“When I hit those walls and those moments where I think I can’t write, and I have nothing left in the tank, it’s just about showing up and keeping my ears open to the world and so many interesting things just constantly circling around us … So, it’s nice to remember that.”
It helps to be moving, Bob Dylan once observed of his own writing process.
“There’s also something so beautiful about being in one spot,” she counters. “I’m going back to Joshua Tree soon, which I really miss. I’ve been spending a lot of time there. I often just sit and look at the mountains and look at the sunrise and sunset.
“I guess for me, it’s the exact opposite. Not moving, being in this quite desolate place, but being able to draw so many different emotions out of that one vista. I think that’s also the challenge.”
She first visited the spectacular national park two hours east of Los Angeles in 2014, before her rocket had gone stratospheric.
“I just really fell in love with it. It’s so stunning and so vast. I’ve always gone back as much as I can, after tours have ended in the past. It’s just a special place. I find a lot of inspiration from places; natural landscapes,” she says, daydreaming away her London basement walls. “The overwhelming beauty of things I find really inspiring, awe-inspiring. Walking up huge mountains, that kind of thing always really affects me.”
The new End of the Day video springs to mind. A slab of the album – Start Somewhere, Life Balance & First Slow – soundtracks her aimless wander down dirt paths, misty mountains and overgrown vegetation: a lone figure lost in thought, dwarfed by a landscape as inscrutable as her shapeless blue raincoat.
“With the instrumental album, I’m going to do a small handful of shows, which, I think, will be really special,” she says. “At the moment we’re just doing a few in America and see how they go. If people are into it, hopefully we’ll do some more.”
Coming home to play soon? “Not at the moment. Always working on something. But yeah, not at the moment.”

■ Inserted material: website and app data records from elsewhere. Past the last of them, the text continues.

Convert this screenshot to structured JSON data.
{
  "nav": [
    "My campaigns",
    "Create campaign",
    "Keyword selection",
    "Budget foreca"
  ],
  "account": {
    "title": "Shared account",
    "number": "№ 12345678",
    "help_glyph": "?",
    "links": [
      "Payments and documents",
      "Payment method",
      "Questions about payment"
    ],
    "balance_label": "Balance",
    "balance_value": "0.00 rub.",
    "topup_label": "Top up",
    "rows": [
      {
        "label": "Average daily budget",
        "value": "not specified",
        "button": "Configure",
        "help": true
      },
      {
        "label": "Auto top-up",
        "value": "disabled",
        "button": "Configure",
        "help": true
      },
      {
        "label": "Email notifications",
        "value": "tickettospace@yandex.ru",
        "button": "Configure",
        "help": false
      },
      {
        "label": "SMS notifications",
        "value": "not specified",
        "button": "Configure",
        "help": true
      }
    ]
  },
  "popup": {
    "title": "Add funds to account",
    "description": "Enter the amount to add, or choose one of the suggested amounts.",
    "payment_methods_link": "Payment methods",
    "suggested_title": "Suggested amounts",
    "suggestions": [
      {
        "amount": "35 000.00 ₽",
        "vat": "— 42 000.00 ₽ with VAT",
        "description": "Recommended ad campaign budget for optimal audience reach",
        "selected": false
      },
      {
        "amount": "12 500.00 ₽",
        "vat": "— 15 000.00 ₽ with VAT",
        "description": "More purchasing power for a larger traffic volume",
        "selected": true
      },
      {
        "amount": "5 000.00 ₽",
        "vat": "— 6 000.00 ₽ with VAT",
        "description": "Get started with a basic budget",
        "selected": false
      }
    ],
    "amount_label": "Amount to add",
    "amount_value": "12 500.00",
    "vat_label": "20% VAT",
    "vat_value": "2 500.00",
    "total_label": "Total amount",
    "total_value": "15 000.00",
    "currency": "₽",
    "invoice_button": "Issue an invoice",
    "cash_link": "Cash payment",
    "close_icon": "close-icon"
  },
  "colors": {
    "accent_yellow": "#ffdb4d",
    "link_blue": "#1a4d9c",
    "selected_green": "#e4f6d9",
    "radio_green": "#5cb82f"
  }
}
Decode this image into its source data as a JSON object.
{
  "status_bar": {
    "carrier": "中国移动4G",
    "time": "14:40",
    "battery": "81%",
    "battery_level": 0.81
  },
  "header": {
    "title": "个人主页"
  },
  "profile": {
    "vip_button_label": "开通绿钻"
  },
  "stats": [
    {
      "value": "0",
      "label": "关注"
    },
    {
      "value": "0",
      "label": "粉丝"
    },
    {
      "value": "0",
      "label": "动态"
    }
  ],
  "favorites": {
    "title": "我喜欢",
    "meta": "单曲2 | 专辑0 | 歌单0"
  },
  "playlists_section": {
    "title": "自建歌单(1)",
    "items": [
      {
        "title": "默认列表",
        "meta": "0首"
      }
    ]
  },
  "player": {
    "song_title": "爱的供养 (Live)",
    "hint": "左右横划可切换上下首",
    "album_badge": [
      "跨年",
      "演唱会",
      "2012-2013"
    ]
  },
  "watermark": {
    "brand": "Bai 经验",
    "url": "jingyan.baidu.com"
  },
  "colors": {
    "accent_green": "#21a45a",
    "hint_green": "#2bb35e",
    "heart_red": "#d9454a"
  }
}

Courtney Barnett, End Of The Day is out September 8, via Milk! Records.
Most Viewed in Culture
Source: Read Full Article